California already has some of the least restrictive marijuana laws in the country, and they’re likely to become more so in the near future. But don’t expect the state’s famously liberal governor to help fight for legal weed.
In an interview with The Washington Post in January, Gov. Jerry Brown said he wouldn’t push for legalization, even as marijuana advocates seek to put the issue on the ballot this year.
“I’m not leading any charge for further chemical interactions,” Brown said. “We’ve got an awful lot of that going on right now, starting with Ritalin with little kids.”
Brown acknowledged legalization is likely to come before voters soon. Activists are currently circulating petitions to put the question on the 2014 ballot and, if that fails, plans are in the works for a second try in 2016.
California has a long tradition of government by referendum. Its medical marijuana system, the first in the country, was approved by voters in 1996. The state is widely considered one of the most likely to legalize pot in the next three years.
But Brown said he wants to wait and watch developments in Washington State and Colorado before taking a stance one way or another.
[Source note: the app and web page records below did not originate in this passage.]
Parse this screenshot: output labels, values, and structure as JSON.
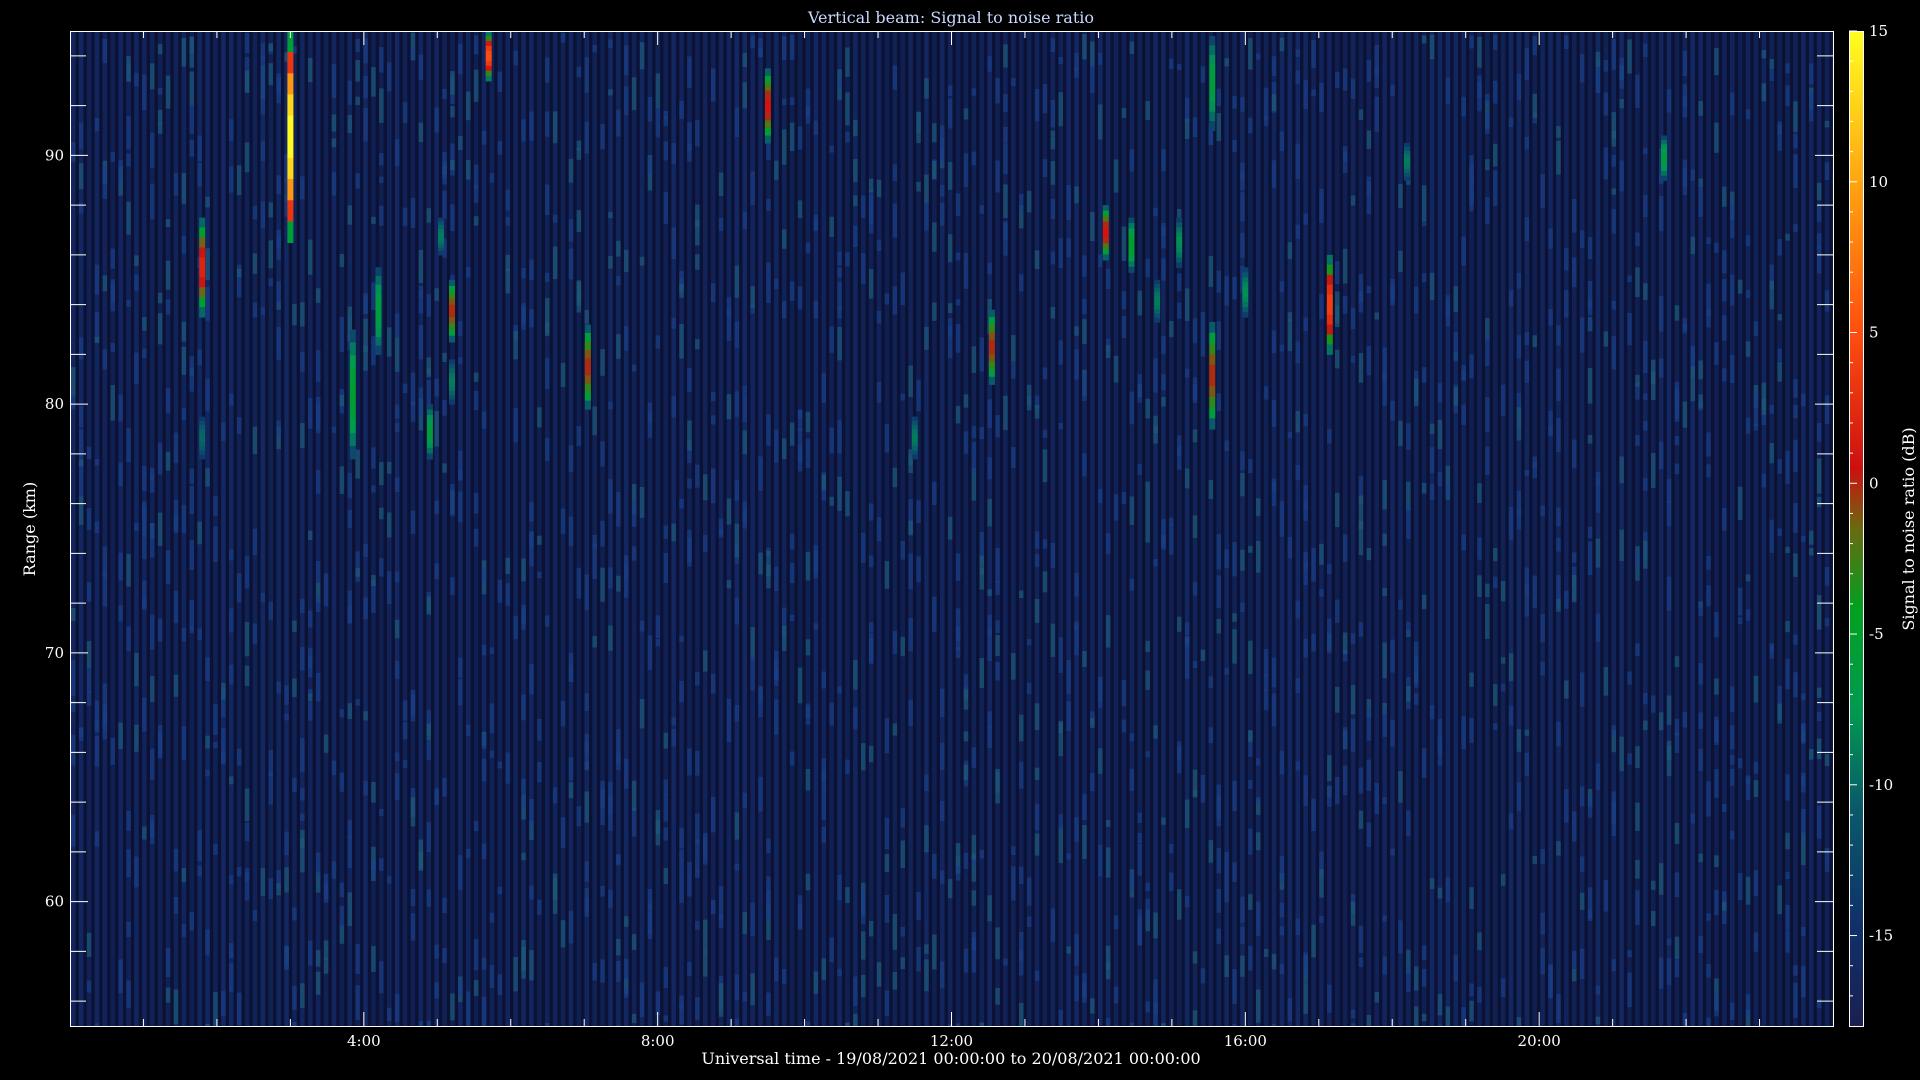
{
  "chart_data": {
    "type": "heatmap",
    "title": "Vertical beam: Signal to noise ratio",
    "xlabel": "Universal time - 19/08/2021 00:00:00 to 20/08/2021 00:00:00",
    "ylabel": "Range (km)",
    "xlim": [
      0,
      24
    ],
    "ylim": [
      55,
      95
    ],
    "x_ticks": [
      {
        "value": 4,
        "label": "4:00"
      },
      {
        "value": 8,
        "label": "8:00"
      },
      {
        "value": 12,
        "label": "12:00"
      },
      {
        "value": 16,
        "label": "16:00"
      },
      {
        "value": 20,
        "label": "20:00"
      }
    ],
    "y_ticks": [
      {
        "value": 60,
        "label": "60"
      },
      {
        "value": 70,
        "label": "70"
      },
      {
        "value": 80,
        "label": "80"
      },
      {
        "value": 90,
        "label": "90"
      }
    ],
    "colorbar": {
      "label": "Signal to noise ratio (dB)",
      "min": -18,
      "max": 15,
      "ticks": [
        {
          "value": 15,
          "label": "15"
        },
        {
          "value": 10,
          "label": "10"
        },
        {
          "value": 5,
          "label": "5"
        },
        {
          "value": 0,
          "label": "0"
        },
        {
          "value": -5,
          "label": "-5"
        },
        {
          "value": -10,
          "label": "-10"
        },
        {
          "value": -15,
          "label": "-15"
        }
      ],
      "colors": [
        "#1a2050",
        "#10306a",
        "#0a5a6a",
        "#009a50",
        "#00a020",
        "#6a6a10",
        "#cc1010",
        "#ff5010",
        "#ffa010",
        "#ffff20"
      ]
    },
    "background_level_db": -16,
    "echoes": [
      {
        "time": 1.8,
        "range_min": 83.5,
        "range_max": 87.5,
        "peak_db": 2
      },
      {
        "time": 1.8,
        "range_min": 77.8,
        "range_max": 79.5,
        "peak_db": -10
      },
      {
        "time": 3.0,
        "range_min": 86.5,
        "range_max": 95.0,
        "peak_db": 15
      },
      {
        "time": 3.85,
        "range_min": 77.8,
        "range_max": 83.0,
        "peak_db": -5
      },
      {
        "time": 4.2,
        "range_min": 82.0,
        "range_max": 85.5,
        "peak_db": -6
      },
      {
        "time": 4.9,
        "range_min": 77.8,
        "range_max": 80.0,
        "peak_db": -6
      },
      {
        "time": 5.05,
        "range_min": 86.0,
        "range_max": 87.5,
        "peak_db": -9
      },
      {
        "time": 5.2,
        "range_min": 82.5,
        "range_max": 85.0,
        "peak_db": 0
      },
      {
        "time": 5.2,
        "range_min": 80.0,
        "range_max": 81.8,
        "peak_db": -9
      },
      {
        "time": 5.7,
        "range_min": 93.0,
        "range_max": 95.0,
        "peak_db": 5
      },
      {
        "time": 7.05,
        "range_min": 79.8,
        "range_max": 83.2,
        "peak_db": 0
      },
      {
        "time": 9.5,
        "range_min": 90.5,
        "range_max": 93.5,
        "peak_db": 1
      },
      {
        "time": 11.5,
        "range_min": 77.8,
        "range_max": 79.5,
        "peak_db": -9
      },
      {
        "time": 12.55,
        "range_min": 80.8,
        "range_max": 83.8,
        "peak_db": 0
      },
      {
        "time": 14.1,
        "range_min": 85.8,
        "range_max": 88.0,
        "peak_db": 1
      },
      {
        "time": 14.45,
        "range_min": 85.3,
        "range_max": 87.5,
        "peak_db": -5
      },
      {
        "time": 14.8,
        "range_min": 83.3,
        "range_max": 85.0,
        "peak_db": -9
      },
      {
        "time": 15.1,
        "range_min": 85.5,
        "range_max": 87.5,
        "peak_db": -8
      },
      {
        "time": 15.55,
        "range_min": 79.0,
        "range_max": 83.3,
        "peak_db": 0
      },
      {
        "time": 15.55,
        "range_min": 91.0,
        "range_max": 94.8,
        "peak_db": -6
      },
      {
        "time": 16.0,
        "range_min": 83.5,
        "range_max": 85.5,
        "peak_db": -8
      },
      {
        "time": 17.15,
        "range_min": 82.0,
        "range_max": 86.0,
        "peak_db": 4
      },
      {
        "time": 18.2,
        "range_min": 89.0,
        "range_max": 90.5,
        "peak_db": -9
      },
      {
        "time": 21.7,
        "range_min": 89.0,
        "range_max": 90.8,
        "peak_db": -6
      }
    ]
  }
}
Voters in both those states chose to make weed legal in the 2012 election, and the first retail marijuana stores opened in Colorado Jan. 1.
“I do think America’s under a certain amount of competitive pressure,” he said. “We like to think of ourselves as the leading power, and we’re an aging 4 percent of the world’s 7.2 billion people. So I think we have to stay alert and heads up. I don’t know if everybody’s going to pot that that’s going to be a positive path forward.”
Brown added: “But I mean, I’m a tolerant fellow, and let’s see how — maybe the Rocky Mountain high will provide some kind of inspiration. But I’d rather let them test it first, in the laboratories of democracy called the states. But this is a pretty liberal state, and I’m sure there will be people raring to put something on the ballot at some point.”
Most of the big hitters in marijuana advocacy are waiting for 2016 instead, when a presidential election should turn out more of the voters who support legalization.There are four groups seeking to put legalization before voters in November. Two are currently gathering signatures. Voter support for the idea is strong, with recent polls showing a clear majority of Californians want to make recreational cannabis legal – enough that it would probably pass. But it’s not clear any of the four petitions will make it onto the ballot this year.
Brown’s position on legal pot may be at odds with his historical image as a progressive governor. He first held the office from 1975 to 1983. But since then, he has become known as much for his political pragmatism and moderation as for his early liberalism.